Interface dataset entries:
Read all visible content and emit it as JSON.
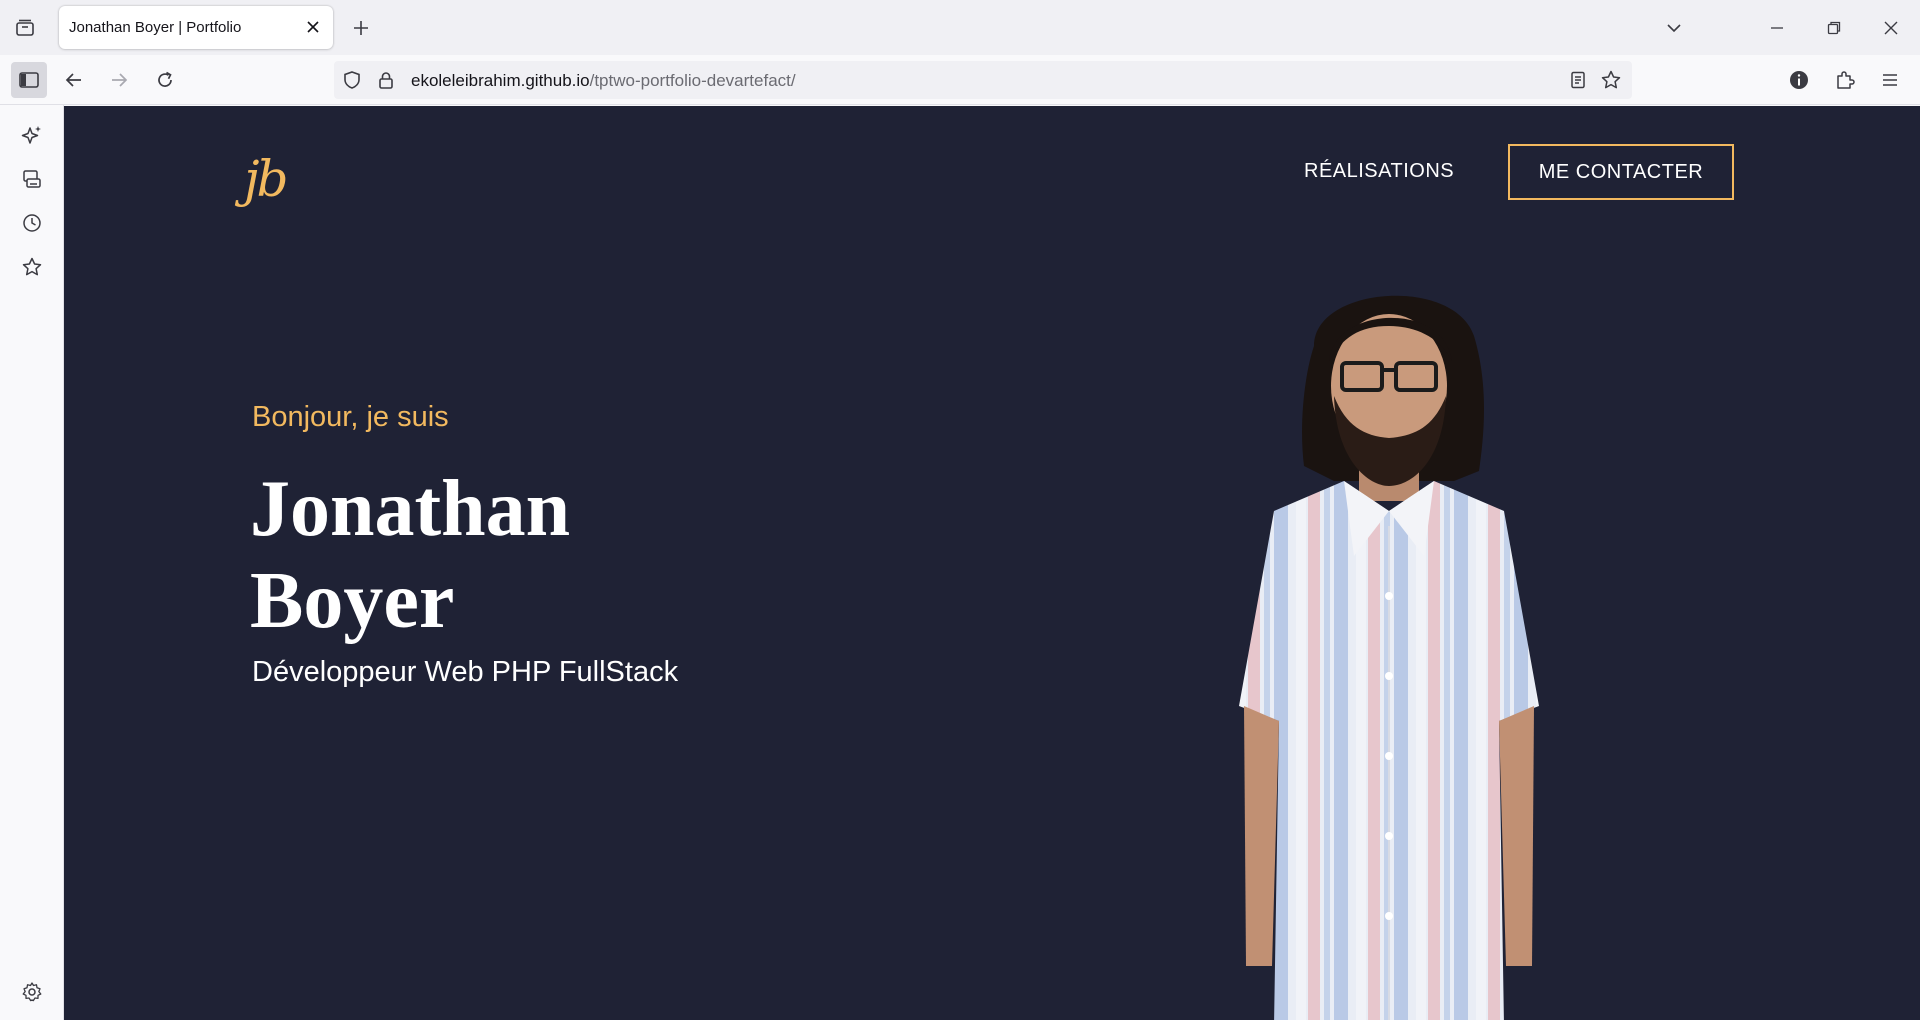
{
  "browser": {
    "tab_title": "Jonathan Boyer | Portfolio",
    "url_host": "ekoleleibrahim.github.io",
    "url_path": "/tptwo-portfolio-devartefact/"
  },
  "icons": {
    "list_all_tabs": "list-all-tabs-icon",
    "tab_close": "close-icon",
    "new_tab": "plus-icon",
    "dropdown": "chevron-down-icon",
    "minimize": "minimize-icon",
    "restore": "restore-icon",
    "window_close": "close-icon",
    "sidebar_toggle": "sidebar-icon",
    "back": "arrow-left-icon",
    "forward": "arrow-right-icon",
    "reload": "reload-icon",
    "shield": "shield-icon",
    "lock": "lock-icon",
    "reader": "reader-view-icon",
    "bookmark": "star-icon",
    "info": "info-icon",
    "extensions": "puzzle-icon",
    "menu": "hamburger-menu-icon",
    "ai": "sparkle-icon",
    "synced_tabs": "synced-tabs-icon",
    "history": "clock-icon",
    "bookmarks": "star-icon",
    "settings": "gear-icon"
  },
  "site": {
    "logo": "jb",
    "nav": {
      "realisations": "RÉALISATIONS",
      "contact": "ME CONTACTER"
    },
    "hero": {
      "greeting": "Bonjour, je suis",
      "first_name": "Jonathan",
      "last_name": "Boyer",
      "role": "Développeur Web PHP FullStack"
    }
  },
  "colors": {
    "page_background": "#1f2235",
    "accent": "#f2b95f",
    "text": "#ffffff"
  }
}
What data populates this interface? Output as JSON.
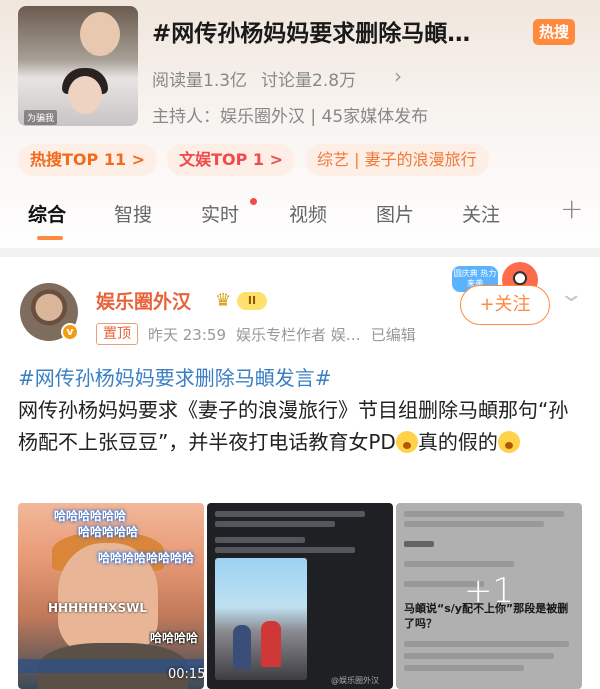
{
  "topic": {
    "title": "#网传孙杨妈妈要求删除马頔…",
    "hot_badge": "热搜",
    "reads": "阅读量1.3亿",
    "discussions": "讨论量2.8万",
    "host": "主持人：娱乐圈外汉 | 45家媒体发布",
    "cover_tag": "为骗我"
  },
  "chips": [
    {
      "label": "热搜TOP 11 >"
    },
    {
      "label": "文娱TOP 1 >"
    },
    {
      "label": "综艺 | 妻子的浪漫旅行"
    }
  ],
  "tabs": [
    {
      "label": "综合",
      "active": true
    },
    {
      "label": "智搜"
    },
    {
      "label": "实时"
    },
    {
      "label": "视频"
    },
    {
      "label": "图片"
    },
    {
      "label": "关注"
    }
  ],
  "post": {
    "author": "娱乐圈外汉",
    "level": "II",
    "pin_label": "置顶",
    "time": "昨天 23:59",
    "source": "娱乐专栏作者 娱…",
    "edited": "已编辑",
    "follow_label": "+关注",
    "promo_text": "圆庆典 热力来袭",
    "hashtag": "#网传孙杨妈妈要求删除马頔发言#",
    "text_a": "网传孙杨妈妈要求《妻子的浪漫旅行》节目组删除马頔那句“孙杨配不上张豆豆”，并半夜打电话教育女PD",
    "text_b": "真的假的"
  },
  "images": {
    "thumb1": {
      "laugh1": "哈哈哈哈哈哈",
      "laugh2": "哈哈哈哈哈",
      "laugh3": "哈哈哈哈哈哈哈哈",
      "hhh": "HHHHHHXSWL",
      "laugh4": "哈哈哈哈",
      "duration": "00:15"
    },
    "thumb2": {
      "watermark": "@娱乐圈外汉"
    },
    "thumb3": {
      "question": "马頔说“s/y配不上你”那段是被删了吗？",
      "more_count": "+1"
    }
  },
  "colors": {
    "accent": "#ff8a3d",
    "author": "#e8623a",
    "link": "#3a7fc4",
    "hot": "#ff8a3d"
  }
}
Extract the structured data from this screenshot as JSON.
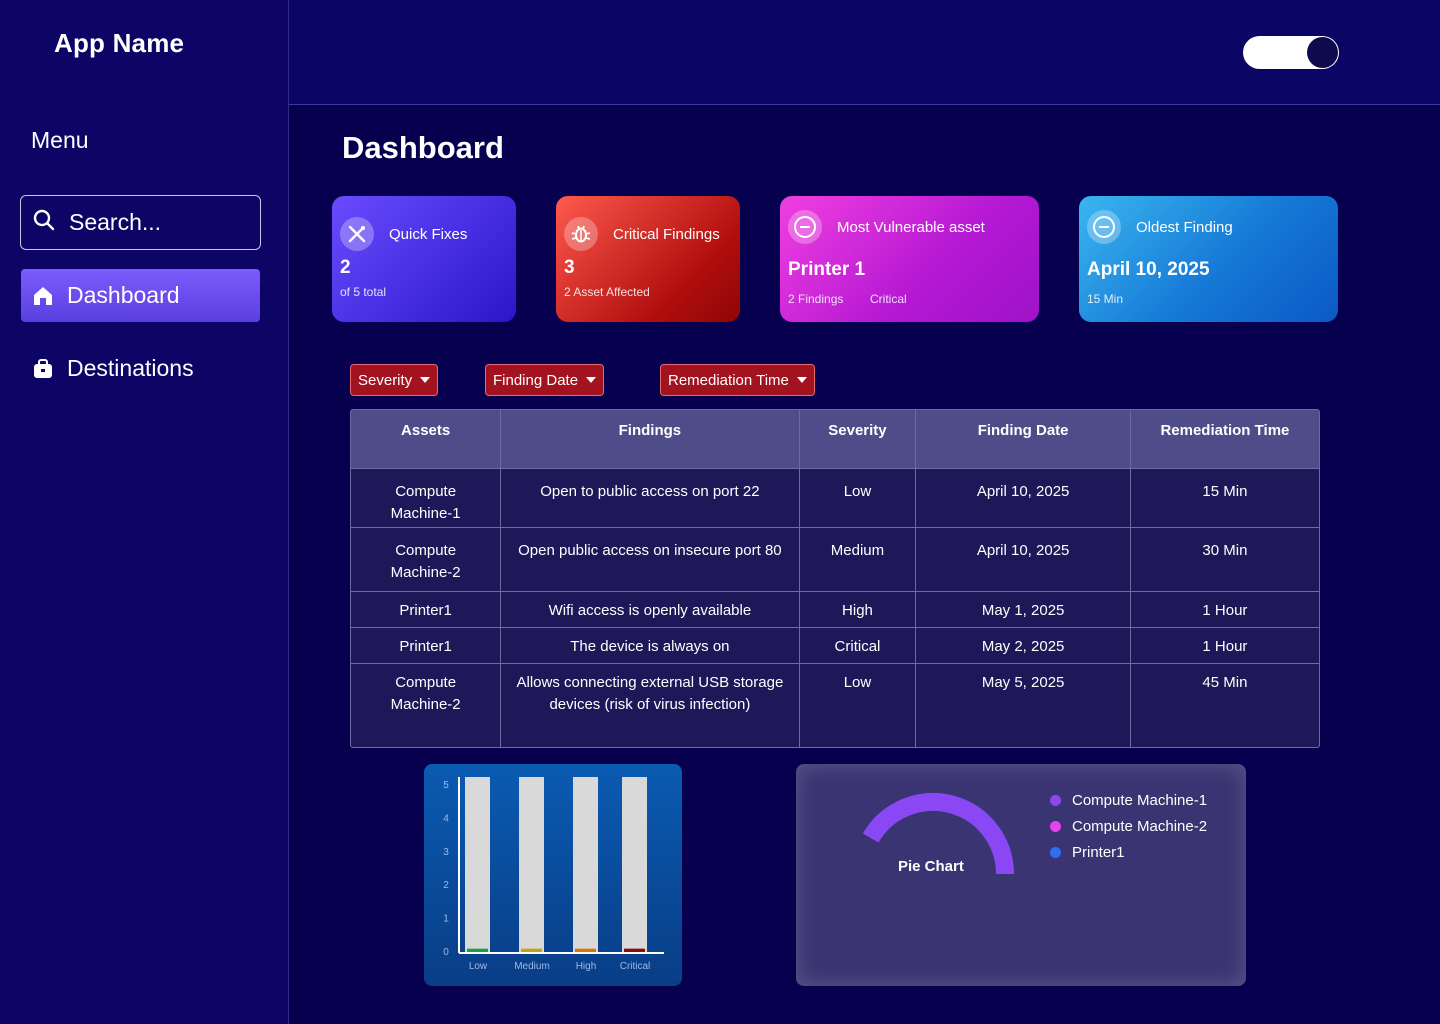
{
  "sidebar": {
    "app_name": "App Name",
    "menu_label": "Menu",
    "search_placeholder": "Search...",
    "items": [
      {
        "label": "Dashboard",
        "icon": "home-icon",
        "active": true
      },
      {
        "label": "Destinations",
        "icon": "briefcase-icon",
        "active": false
      }
    ]
  },
  "header": {
    "theme_toggle_on": true
  },
  "main": {
    "title": "Dashboard",
    "cards": [
      {
        "label": "Quick Fixes",
        "value": "2",
        "sub": "of 5 total",
        "icon": "tools-icon"
      },
      {
        "label": "Critical Findings",
        "value": "3",
        "sub": "2 Asset Affected",
        "icon": "bug-icon"
      },
      {
        "label": "Most Vulnerable asset",
        "value": "Printer 1",
        "sub": "2 Findings",
        "sub2": "Critical",
        "icon": "minus-circle-icon"
      },
      {
        "label": "Oldest Finding",
        "value": "April 10, 2025",
        "sub": "15 Min",
        "icon": "minus-circle-icon"
      }
    ],
    "filters": [
      {
        "label": "Severity"
      },
      {
        "label": "Finding Date"
      },
      {
        "label": "Remediation Time"
      }
    ],
    "table": {
      "headers": [
        "Assets",
        "Findings",
        "Severity",
        "Finding Date",
        "Remediation Time"
      ],
      "rows": [
        [
          "Compute Machine-1",
          "Open to public access on port 22",
          "Low",
          "April 10, 2025",
          "15 Min"
        ],
        [
          "Compute Machine-2",
          "Open public access on insecure port 80",
          "Medium",
          "April 10, 2025",
          "30 Min"
        ],
        [
          "Printer1",
          "Wifi access is openly available",
          "High",
          "May 1, 2025",
          "1 Hour"
        ],
        [
          "Printer1",
          "The device is always on",
          "Critical",
          "May 2, 2025",
          "1 Hour"
        ],
        [
          "Compute Machine-2",
          "Allows connecting external USB storage devices (risk of virus infection)",
          "Low",
          "May 5, 2025",
          "45 Min"
        ]
      ]
    }
  },
  "chart_data": [
    {
      "type": "bar",
      "categories": [
        "Low",
        "Medium",
        "High",
        "Critical"
      ],
      "values": [
        0.1,
        0.1,
        0.1,
        0.1
      ],
      "ylim": [
        0,
        5
      ],
      "yticks": [
        "0",
        "1",
        "2",
        "3",
        "4",
        "5"
      ],
      "colors": {
        "Low": "#16a34a",
        "Medium": "#c9a10a",
        "High": "#d97706",
        "Critical": "#8b0a0a",
        "track": "#d9d9d9"
      }
    },
    {
      "type": "pie",
      "title": "Pie Chart",
      "labels": [
        "Compute Machine-1",
        "Compute Machine-2",
        "Printer1"
      ],
      "colors": [
        "#8a48f5",
        "#e245e8",
        "#2f6df5"
      ]
    }
  ]
}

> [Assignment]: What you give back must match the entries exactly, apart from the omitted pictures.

> [Expected output]:
Read all visible content and emit it as JSON.
{
  "browser": {
    "tab_title": "Jonathan Boyer | Portfolio",
    "url_host": "ekoleleibrahim.github.io",
    "url_path": "/tptwo-portfolio-devartefact/"
  },
  "icons": {
    "list_all_tabs": "list-all-tabs-icon",
    "tab_close": "close-icon",
    "new_tab": "plus-icon",
    "dropdown": "chevron-down-icon",
    "minimize": "minimize-icon",
    "restore": "restore-icon",
    "window_close": "close-icon",
    "sidebar_toggle": "sidebar-icon",
    "back": "arrow-left-icon",
    "forward": "arrow-right-icon",
    "reload": "reload-icon",
    "shield": "shield-icon",
    "lock": "lock-icon",
    "reader": "reader-view-icon",
    "bookmark": "star-icon",
    "info": "info-icon",
    "extensions": "puzzle-icon",
    "menu": "hamburger-menu-icon",
    "ai": "sparkle-icon",
    "synced_tabs": "synced-tabs-icon",
    "history": "clock-icon",
    "bookmarks": "star-icon",
    "settings": "gear-icon"
  },
  "site": {
    "logo": "jb",
    "nav": {
      "realisations": "RÉALISATIONS",
      "contact": "ME CONTACTER"
    },
    "hero": {
      "greeting": "Bonjour, je suis",
      "first_name": "Jonathan",
      "last_name": "Boyer",
      "role": "Développeur Web PHP FullStack"
    }
  },
  "colors": {
    "page_background": "#1f2235",
    "accent": "#f2b95f",
    "text": "#ffffff"
  }
}
What data populates this interface? Output as JSON.
{
  "topic": {
    "title": "#网传孙杨妈妈要求删除马頔…",
    "hot_badge": "热搜",
    "reads": "阅读量1.3亿",
    "discussions": "讨论量2.8万",
    "host": "主持人：娱乐圈外汉 | 45家媒体发布",
    "cover_tag": "为骗我"
  },
  "chips": [
    {
      "label": "热搜TOP 11 >"
    },
    {
      "label": "文娱TOP 1 >"
    },
    {
      "label": "综艺 | 妻子的浪漫旅行"
    }
  ],
  "tabs": [
    {
      "label": "综合",
      "active": true
    },
    {
      "label": "智搜"
    },
    {
      "label": "实时"
    },
    {
      "label": "视频"
    },
    {
      "label": "图片"
    },
    {
      "label": "关注"
    }
  ],
  "post": {
    "author": "娱乐圈外汉",
    "level": "II",
    "pin_label": "置顶",
    "time": "昨天 23:59",
    "source": "娱乐专栏作者 娱…",
    "edited": "已编辑",
    "follow_label": "+关注",
    "promo_text": "圆庆典 热力来袭",
    "hashtag": "#网传孙杨妈妈要求删除马頔发言#",
    "text_a": "网传孙杨妈妈要求《妻子的浪漫旅行》节目组删除马頔那句“孙杨配不上张豆豆”，并半夜打电话教育女PD",
    "text_b": "真的假的"
  },
  "images": {
    "thumb1": {
      "laugh1": "哈哈哈哈哈哈",
      "laugh2": "哈哈哈哈哈",
      "laugh3": "哈哈哈哈哈哈哈哈",
      "hhh": "HHHHHHXSWL",
      "laugh4": "哈哈哈哈",
      "duration": "00:15"
    },
    "thumb2": {
      "watermark": "@娱乐圈外汉"
    },
    "thumb3": {
      "question": "马頔说“s/y配不上你”那段是被删了吗？",
      "more_count": "+1"
    }
  },
  "colors": {
    "accent": "#ff8a3d",
    "author": "#e8623a",
    "link": "#3a7fc4",
    "hot": "#ff8a3d"
  }
}
Extract the structured data from this screenshot as JSON.
{
  "sidebar": {
    "app_name": "App Name",
    "menu_label": "Menu",
    "search_placeholder": "Search...",
    "items": [
      {
        "label": "Dashboard",
        "icon": "home-icon",
        "active": true
      },
      {
        "label": "Destinations",
        "icon": "briefcase-icon",
        "active": false
      }
    ]
  },
  "header": {
    "theme_toggle_on": true
  },
  "main": {
    "title": "Dashboard",
    "cards": [
      {
        "label": "Quick Fixes",
        "value": "2",
        "sub": "of 5 total",
        "icon": "tools-icon"
      },
      {
        "label": "Critical Findings",
        "value": "3",
        "sub": "2 Asset Affected",
        "icon": "bug-icon"
      },
      {
        "label": "Most Vulnerable asset",
        "value": "Printer 1",
        "sub": "2 Findings",
        "sub2": "Critical",
        "icon": "minus-circle-icon"
      },
      {
        "label": "Oldest Finding",
        "value": "April 10, 2025",
        "sub": "15 Min",
        "icon": "minus-circle-icon"
      }
    ],
    "filters": [
      {
        "label": "Severity"
      },
      {
        "label": "Finding Date"
      },
      {
        "label": "Remediation Time"
      }
    ],
    "table": {
      "headers": [
        "Assets",
        "Findings",
        "Severity",
        "Finding Date",
        "Remediation Time"
      ],
      "rows": [
        [
          "Compute Machine-1",
          "Open to public access on port 22",
          "Low",
          "April 10, 2025",
          "15 Min"
        ],
        [
          "Compute Machine-2",
          "Open public access on insecure port 80",
          "Medium",
          "April 10, 2025",
          "30 Min"
        ],
        [
          "Printer1",
          "Wifi access is openly available",
          "High",
          "May 1, 2025",
          "1 Hour"
        ],
        [
          "Printer1",
          "The device is always on",
          "Critical",
          "May 2, 2025",
          "1 Hour"
        ],
        [
          "Compute Machine-2",
          "Allows connecting external USB storage devices (risk of virus infection)",
          "Low",
          "May 5, 2025",
          "45 Min"
        ]
      ]
    }
  },
  "chart_data": [
    {
      "type": "bar",
      "categories": [
        "Low",
        "Medium",
        "High",
        "Critical"
      ],
      "values": [
        0.1,
        0.1,
        0.1,
        0.1
      ],
      "ylim": [
        0,
        5
      ],
      "yticks": [
        "0",
        "1",
        "2",
        "3",
        "4",
        "5"
      ],
      "colors": {
        "Low": "#16a34a",
        "Medium": "#c9a10a",
        "High": "#d97706",
        "Critical": "#8b0a0a",
        "track": "#d9d9d9"
      }
    },
    {
      "type": "pie",
      "title": "Pie Chart",
      "labels": [
        "Compute Machine-1",
        "Compute Machine-2",
        "Printer1"
      ],
      "colors": [
        "#8a48f5",
        "#e245e8",
        "#2f6df5"
      ]
    }
  ]
}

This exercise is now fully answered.